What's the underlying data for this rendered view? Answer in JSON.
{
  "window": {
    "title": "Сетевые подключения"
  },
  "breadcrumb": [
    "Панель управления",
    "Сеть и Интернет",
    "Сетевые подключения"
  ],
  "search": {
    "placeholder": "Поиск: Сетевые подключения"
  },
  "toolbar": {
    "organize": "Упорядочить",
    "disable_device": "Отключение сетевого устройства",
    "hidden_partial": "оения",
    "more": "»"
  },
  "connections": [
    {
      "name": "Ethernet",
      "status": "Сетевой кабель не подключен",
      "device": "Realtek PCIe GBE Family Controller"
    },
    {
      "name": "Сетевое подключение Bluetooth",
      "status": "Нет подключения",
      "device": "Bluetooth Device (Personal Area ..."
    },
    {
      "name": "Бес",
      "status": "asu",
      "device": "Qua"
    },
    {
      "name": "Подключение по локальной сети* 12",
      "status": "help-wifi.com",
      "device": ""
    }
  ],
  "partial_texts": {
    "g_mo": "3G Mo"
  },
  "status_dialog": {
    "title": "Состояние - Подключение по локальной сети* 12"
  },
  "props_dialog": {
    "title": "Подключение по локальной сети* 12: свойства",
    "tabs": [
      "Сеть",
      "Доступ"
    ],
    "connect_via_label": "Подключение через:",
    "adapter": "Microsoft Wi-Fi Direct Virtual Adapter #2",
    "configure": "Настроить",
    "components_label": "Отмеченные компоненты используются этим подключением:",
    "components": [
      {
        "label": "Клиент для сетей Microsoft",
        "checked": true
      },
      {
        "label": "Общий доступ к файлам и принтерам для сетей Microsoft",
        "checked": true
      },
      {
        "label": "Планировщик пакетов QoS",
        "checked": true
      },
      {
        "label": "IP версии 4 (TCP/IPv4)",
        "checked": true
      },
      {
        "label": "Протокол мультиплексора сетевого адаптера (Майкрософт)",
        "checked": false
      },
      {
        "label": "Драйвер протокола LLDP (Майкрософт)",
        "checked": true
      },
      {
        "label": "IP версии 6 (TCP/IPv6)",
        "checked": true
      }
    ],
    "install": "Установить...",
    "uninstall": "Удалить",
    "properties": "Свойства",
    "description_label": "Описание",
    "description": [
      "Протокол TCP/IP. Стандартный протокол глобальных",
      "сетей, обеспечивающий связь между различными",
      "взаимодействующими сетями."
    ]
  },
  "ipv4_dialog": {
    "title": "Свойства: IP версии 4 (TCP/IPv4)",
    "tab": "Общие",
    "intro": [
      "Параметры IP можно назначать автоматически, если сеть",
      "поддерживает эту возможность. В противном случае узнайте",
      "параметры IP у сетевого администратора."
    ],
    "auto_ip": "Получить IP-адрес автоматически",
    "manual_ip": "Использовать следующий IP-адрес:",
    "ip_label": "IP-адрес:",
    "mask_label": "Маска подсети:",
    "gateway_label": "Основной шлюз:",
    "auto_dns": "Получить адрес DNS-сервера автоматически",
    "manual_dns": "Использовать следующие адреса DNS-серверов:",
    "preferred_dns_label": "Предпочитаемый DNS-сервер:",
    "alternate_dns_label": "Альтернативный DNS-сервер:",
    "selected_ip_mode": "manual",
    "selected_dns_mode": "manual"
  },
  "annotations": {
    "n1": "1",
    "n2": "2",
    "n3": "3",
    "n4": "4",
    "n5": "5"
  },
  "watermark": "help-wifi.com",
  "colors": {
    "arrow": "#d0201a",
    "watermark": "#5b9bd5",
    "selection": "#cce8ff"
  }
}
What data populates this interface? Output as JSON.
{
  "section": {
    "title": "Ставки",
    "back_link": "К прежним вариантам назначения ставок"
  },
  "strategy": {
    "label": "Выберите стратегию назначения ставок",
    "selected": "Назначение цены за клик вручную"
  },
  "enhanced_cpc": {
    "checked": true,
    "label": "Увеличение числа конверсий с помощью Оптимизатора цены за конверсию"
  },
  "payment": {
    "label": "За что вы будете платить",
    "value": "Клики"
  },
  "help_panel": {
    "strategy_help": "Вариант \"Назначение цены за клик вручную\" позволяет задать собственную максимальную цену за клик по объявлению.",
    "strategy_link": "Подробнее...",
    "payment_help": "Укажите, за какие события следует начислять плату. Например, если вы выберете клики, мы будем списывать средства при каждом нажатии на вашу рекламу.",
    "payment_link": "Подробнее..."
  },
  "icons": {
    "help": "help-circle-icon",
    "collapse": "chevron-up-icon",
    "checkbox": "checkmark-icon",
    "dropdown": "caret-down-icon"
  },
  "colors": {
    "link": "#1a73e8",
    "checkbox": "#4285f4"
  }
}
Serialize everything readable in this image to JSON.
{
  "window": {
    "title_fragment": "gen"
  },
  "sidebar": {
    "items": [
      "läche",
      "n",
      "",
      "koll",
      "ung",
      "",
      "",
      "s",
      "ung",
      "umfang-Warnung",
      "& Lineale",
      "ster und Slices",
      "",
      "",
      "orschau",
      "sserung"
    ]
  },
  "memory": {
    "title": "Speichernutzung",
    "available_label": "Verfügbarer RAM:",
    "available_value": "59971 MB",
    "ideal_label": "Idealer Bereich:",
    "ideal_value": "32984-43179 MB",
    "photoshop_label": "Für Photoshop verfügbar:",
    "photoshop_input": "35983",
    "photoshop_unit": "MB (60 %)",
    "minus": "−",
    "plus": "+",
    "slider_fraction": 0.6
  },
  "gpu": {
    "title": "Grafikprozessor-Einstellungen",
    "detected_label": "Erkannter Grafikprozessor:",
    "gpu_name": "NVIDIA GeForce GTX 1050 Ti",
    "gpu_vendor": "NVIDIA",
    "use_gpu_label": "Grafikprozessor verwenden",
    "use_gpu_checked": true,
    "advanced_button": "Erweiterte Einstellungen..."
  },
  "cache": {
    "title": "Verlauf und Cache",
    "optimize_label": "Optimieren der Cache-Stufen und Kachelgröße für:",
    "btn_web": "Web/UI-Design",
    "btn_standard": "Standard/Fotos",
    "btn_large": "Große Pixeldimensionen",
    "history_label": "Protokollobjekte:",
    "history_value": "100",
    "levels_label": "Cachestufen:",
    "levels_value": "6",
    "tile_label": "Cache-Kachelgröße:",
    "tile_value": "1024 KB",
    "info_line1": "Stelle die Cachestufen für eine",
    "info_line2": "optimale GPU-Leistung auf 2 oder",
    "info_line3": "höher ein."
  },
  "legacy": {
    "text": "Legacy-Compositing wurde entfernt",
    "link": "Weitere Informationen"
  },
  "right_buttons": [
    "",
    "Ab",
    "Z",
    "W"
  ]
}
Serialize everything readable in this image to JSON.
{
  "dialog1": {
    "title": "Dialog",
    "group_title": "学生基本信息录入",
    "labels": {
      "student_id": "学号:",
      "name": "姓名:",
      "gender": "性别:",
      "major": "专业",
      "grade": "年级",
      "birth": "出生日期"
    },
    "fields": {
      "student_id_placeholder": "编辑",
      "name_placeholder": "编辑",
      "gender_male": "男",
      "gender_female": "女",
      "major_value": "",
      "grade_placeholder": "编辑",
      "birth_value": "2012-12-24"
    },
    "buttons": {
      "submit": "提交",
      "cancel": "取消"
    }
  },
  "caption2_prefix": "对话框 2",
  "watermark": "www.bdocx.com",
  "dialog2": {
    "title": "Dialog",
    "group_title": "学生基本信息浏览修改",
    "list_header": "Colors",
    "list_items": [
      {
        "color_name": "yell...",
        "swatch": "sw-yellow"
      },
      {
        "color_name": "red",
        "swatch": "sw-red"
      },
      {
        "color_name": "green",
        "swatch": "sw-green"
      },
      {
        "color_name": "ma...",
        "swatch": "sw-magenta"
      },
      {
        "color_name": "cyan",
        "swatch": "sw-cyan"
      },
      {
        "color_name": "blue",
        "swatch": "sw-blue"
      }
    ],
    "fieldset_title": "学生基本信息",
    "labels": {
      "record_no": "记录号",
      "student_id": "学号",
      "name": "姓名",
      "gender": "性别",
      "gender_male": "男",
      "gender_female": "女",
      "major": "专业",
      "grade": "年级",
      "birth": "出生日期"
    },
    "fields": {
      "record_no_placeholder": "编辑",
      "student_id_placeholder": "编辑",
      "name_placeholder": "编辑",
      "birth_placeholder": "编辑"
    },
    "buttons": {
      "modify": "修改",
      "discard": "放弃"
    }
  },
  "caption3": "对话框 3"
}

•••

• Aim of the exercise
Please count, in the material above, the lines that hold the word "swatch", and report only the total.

• Answer below
6